## WORK INSTRUCTIONS
Gather each line of the entries below that includes "social".

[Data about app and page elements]
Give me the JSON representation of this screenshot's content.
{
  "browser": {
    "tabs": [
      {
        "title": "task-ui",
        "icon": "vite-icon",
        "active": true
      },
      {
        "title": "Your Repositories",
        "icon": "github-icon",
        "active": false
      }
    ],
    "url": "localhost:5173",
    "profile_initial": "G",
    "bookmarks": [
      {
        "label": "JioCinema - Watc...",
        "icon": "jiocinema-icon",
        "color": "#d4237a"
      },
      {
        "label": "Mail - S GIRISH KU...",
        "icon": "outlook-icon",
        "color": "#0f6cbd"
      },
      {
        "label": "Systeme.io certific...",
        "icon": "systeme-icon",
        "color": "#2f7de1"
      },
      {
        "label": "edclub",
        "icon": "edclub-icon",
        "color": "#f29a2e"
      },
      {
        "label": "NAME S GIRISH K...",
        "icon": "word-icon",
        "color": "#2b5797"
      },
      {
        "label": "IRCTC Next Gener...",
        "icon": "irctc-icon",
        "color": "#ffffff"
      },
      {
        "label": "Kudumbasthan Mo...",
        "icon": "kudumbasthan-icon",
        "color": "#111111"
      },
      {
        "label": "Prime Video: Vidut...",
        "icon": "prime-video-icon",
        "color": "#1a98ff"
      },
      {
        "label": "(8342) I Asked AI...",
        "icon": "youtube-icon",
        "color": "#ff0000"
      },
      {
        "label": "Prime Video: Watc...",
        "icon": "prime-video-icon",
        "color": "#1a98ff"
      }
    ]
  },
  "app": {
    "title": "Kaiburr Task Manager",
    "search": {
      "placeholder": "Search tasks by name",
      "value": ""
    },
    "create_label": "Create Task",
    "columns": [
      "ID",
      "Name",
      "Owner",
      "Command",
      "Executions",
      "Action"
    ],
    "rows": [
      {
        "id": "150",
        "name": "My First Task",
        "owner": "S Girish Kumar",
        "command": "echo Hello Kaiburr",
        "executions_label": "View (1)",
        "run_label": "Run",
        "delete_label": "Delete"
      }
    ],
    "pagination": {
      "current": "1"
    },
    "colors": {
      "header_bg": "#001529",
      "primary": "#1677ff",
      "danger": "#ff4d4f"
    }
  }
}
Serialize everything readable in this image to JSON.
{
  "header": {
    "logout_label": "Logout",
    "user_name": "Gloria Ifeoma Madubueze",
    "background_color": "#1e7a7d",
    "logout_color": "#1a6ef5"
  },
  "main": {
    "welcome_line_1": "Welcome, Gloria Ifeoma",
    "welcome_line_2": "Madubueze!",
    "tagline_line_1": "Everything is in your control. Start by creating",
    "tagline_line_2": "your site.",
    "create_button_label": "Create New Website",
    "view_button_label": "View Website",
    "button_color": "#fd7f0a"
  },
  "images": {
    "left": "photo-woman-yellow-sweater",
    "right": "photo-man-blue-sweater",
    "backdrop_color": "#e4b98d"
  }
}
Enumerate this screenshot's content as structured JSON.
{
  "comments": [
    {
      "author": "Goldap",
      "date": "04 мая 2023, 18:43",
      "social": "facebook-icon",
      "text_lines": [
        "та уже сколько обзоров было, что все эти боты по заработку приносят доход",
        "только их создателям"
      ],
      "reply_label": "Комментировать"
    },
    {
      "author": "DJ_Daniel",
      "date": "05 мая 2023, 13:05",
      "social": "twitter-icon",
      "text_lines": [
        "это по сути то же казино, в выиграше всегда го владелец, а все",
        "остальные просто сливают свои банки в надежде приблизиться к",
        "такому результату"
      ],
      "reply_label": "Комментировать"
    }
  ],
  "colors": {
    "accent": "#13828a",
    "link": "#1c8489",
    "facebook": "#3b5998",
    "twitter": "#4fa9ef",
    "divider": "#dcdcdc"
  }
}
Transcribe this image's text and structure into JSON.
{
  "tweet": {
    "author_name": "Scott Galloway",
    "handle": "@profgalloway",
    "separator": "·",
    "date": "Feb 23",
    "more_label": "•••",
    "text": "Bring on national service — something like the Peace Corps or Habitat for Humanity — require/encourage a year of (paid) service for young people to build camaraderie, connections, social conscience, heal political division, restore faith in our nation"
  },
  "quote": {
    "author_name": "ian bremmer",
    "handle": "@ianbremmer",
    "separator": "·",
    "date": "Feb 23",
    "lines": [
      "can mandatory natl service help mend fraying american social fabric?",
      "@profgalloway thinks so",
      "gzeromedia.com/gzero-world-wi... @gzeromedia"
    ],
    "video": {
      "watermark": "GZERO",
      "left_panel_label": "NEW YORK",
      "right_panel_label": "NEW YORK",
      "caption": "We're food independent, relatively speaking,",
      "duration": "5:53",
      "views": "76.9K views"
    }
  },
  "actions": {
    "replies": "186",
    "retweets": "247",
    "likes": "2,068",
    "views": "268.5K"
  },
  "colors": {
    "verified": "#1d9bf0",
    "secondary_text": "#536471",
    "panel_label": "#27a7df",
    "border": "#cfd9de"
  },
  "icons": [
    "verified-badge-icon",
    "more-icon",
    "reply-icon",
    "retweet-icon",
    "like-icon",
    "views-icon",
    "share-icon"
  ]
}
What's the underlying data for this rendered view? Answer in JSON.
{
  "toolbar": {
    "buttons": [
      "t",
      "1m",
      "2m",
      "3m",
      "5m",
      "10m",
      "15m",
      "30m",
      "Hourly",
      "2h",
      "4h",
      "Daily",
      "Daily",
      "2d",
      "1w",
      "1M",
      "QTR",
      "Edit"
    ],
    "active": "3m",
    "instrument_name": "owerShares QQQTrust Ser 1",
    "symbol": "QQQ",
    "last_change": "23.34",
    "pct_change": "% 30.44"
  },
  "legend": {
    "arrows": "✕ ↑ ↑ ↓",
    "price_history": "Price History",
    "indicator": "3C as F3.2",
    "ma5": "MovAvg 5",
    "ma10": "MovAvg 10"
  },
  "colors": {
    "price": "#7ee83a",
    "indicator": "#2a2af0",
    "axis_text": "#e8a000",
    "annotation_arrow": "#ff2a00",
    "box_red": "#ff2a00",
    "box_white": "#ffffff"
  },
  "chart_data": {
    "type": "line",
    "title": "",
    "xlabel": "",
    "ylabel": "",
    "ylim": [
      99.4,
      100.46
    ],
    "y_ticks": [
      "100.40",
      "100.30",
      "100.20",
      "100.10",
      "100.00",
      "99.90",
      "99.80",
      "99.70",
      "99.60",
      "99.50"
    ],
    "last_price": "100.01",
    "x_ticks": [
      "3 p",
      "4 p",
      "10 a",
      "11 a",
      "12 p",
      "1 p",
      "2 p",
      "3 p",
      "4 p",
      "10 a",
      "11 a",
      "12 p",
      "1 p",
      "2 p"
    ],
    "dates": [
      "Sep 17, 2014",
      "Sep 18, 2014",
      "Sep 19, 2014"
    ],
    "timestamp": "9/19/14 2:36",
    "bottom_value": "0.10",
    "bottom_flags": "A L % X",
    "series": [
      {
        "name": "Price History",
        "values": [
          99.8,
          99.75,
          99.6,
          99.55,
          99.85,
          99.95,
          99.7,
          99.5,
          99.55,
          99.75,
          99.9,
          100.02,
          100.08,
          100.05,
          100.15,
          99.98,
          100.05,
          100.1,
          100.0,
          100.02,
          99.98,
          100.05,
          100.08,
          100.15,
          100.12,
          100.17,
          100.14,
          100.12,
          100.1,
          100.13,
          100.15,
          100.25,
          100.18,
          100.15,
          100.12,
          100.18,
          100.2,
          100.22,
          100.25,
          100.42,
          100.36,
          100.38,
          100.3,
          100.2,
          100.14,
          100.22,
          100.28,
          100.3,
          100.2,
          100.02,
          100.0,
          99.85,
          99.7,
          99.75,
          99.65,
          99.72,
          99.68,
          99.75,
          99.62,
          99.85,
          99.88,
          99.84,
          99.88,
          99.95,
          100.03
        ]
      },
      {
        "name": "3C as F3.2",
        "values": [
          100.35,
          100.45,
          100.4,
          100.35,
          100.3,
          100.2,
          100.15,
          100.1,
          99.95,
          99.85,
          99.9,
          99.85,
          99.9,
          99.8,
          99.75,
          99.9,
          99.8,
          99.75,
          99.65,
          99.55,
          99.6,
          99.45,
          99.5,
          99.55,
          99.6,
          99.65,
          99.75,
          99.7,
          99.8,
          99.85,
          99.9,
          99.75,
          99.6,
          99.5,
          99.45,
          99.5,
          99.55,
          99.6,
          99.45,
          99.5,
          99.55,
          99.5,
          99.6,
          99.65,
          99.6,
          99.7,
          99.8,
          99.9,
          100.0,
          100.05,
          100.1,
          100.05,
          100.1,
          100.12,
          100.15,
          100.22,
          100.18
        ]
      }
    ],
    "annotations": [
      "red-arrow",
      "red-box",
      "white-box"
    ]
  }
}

## YOUR SOLUTION
      "social": "facebook-icon",
      "social": "twitter-icon",
    "text": "Bring on national service — something like the Peace Corps or Habitat for Humanity — require/encourage a year of (paid) service for young people to build camaraderie, connections, social conscience, heal political division, restore faith in our nation"
      "can mandatory natl service help mend fraying american social fabric?",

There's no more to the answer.